Theodorus 11/iii. It was not unusual to send a letter with one’s own portrait; see Aeneas of Gaza Ep. 12, and Procopius of Gaza Epp. 53, 61, and 94. 24 • Chapter One mind that became unmanageable in his old age. Though in his youth he was able to maintain independence and a measure of consistency, in his late years some duplicity took hold of him. Constantly preoccupied with making friends, having a following, and having his work appreciated, he was ambivalent or plainly hostile to some people, but showed two different faces in the letters he sent them and in venomous orations delivered to an exclusive group of close supporters.
82 Or. 31. Cf. below, the people in the workshops who submitted him to a dokimasia when he returned to Antioch. 83 Or. 10. On Antioch welcoming teachers, cf. Or. 188. 84 Or. 167–68. Cf. 39. 81 28 • Chapter One spending whole days attending extravagant shows and whole nights discussing the tactics of the various drivers (Or. 20–21). 86 He considered these spectacles detrimental to the study of rhetoric,87 and his condemnation of races and the theater also extended to those of his ex-students who, after leaving school, showed more enthusiasm for horses than for books.

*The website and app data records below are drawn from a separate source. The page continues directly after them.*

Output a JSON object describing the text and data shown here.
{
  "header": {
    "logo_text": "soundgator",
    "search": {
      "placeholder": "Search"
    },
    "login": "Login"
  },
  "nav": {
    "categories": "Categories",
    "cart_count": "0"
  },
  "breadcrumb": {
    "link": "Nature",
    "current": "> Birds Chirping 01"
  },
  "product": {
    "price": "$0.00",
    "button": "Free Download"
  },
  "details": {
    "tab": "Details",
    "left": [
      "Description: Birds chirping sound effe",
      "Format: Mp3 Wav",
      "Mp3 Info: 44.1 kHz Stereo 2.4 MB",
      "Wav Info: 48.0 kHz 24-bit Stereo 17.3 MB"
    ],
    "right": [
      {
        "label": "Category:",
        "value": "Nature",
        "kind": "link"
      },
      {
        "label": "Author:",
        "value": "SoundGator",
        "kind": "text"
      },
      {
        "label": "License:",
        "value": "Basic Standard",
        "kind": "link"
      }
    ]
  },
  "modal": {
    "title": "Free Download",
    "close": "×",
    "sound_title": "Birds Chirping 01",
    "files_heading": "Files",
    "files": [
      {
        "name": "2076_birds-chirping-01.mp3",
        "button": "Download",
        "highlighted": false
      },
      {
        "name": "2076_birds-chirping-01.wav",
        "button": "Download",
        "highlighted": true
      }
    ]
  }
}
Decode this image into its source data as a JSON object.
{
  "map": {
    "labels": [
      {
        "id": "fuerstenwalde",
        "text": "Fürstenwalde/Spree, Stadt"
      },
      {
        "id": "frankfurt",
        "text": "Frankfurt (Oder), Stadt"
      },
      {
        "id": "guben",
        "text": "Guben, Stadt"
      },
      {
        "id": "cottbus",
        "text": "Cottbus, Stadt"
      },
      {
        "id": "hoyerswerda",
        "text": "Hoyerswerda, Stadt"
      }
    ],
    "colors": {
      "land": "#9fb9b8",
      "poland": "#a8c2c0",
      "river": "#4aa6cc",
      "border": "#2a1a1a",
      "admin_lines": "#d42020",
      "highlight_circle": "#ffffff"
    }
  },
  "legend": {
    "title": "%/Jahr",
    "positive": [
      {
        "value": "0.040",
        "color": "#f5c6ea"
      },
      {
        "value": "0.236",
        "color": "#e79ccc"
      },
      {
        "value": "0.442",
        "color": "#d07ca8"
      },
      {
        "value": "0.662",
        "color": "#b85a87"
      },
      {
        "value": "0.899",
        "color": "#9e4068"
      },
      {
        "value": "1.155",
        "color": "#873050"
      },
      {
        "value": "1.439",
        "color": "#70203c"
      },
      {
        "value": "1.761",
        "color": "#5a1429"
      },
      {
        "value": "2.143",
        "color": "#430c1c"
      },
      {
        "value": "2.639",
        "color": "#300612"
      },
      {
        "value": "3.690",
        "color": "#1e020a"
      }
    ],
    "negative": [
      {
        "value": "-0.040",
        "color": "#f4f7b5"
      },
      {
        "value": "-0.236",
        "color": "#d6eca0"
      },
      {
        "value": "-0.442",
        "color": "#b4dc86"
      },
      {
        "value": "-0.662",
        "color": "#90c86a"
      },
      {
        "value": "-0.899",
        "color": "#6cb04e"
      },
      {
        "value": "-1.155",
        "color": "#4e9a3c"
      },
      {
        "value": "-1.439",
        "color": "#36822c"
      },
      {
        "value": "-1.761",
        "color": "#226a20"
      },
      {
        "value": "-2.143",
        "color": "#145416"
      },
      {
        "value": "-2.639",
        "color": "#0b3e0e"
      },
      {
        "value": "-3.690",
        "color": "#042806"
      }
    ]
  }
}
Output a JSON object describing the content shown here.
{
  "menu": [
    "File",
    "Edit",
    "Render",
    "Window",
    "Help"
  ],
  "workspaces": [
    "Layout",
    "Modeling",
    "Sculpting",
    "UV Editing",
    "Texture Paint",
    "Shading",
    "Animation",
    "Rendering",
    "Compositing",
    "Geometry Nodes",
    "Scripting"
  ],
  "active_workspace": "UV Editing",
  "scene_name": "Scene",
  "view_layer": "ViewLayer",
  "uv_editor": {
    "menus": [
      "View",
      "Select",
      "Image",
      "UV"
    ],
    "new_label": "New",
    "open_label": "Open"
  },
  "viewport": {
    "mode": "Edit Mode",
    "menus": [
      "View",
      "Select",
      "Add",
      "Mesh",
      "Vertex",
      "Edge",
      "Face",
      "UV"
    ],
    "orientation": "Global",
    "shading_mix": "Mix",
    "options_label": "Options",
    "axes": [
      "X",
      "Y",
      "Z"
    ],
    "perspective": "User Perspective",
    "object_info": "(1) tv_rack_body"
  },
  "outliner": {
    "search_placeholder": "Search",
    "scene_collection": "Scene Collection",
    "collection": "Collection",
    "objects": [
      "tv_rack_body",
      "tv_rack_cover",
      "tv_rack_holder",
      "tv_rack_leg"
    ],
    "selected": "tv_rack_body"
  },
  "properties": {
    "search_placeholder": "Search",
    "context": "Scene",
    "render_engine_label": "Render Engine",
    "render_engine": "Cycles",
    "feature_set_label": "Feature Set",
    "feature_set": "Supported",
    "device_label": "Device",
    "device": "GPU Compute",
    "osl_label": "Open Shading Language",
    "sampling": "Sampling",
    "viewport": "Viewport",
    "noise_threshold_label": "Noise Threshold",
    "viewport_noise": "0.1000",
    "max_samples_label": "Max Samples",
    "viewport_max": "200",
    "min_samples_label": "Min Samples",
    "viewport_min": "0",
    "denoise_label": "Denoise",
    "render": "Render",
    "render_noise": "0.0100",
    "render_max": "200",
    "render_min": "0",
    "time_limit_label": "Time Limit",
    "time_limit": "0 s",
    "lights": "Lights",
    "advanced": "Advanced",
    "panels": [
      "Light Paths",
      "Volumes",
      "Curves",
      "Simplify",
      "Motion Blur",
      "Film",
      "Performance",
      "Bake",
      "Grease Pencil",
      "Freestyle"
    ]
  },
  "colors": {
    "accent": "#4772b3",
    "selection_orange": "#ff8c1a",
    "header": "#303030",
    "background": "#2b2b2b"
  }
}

50 Ep. 9 (N6). 51 On Gaudentius, see below. 52 Or. 13–15, a prose hymn. Schouler (1984, 437) calls the passage an ekphrasis. 53 Cf. the striding lion mosaic in Kondoleon 2000a, 130, ﬁg. 1. 54 Ep. 352 (B7). 22 • Chapter One sometimes is built around the emperor Julian. Advancing in secret along the Danube in 361 after his troops’ proclamation, he suddenly appeared at the frontier and caught his enemies by surprise, “exactly like an underwater diver who is hidden under the surface of the sea and escapes the notice of people on the shore as long as he likes” (Or.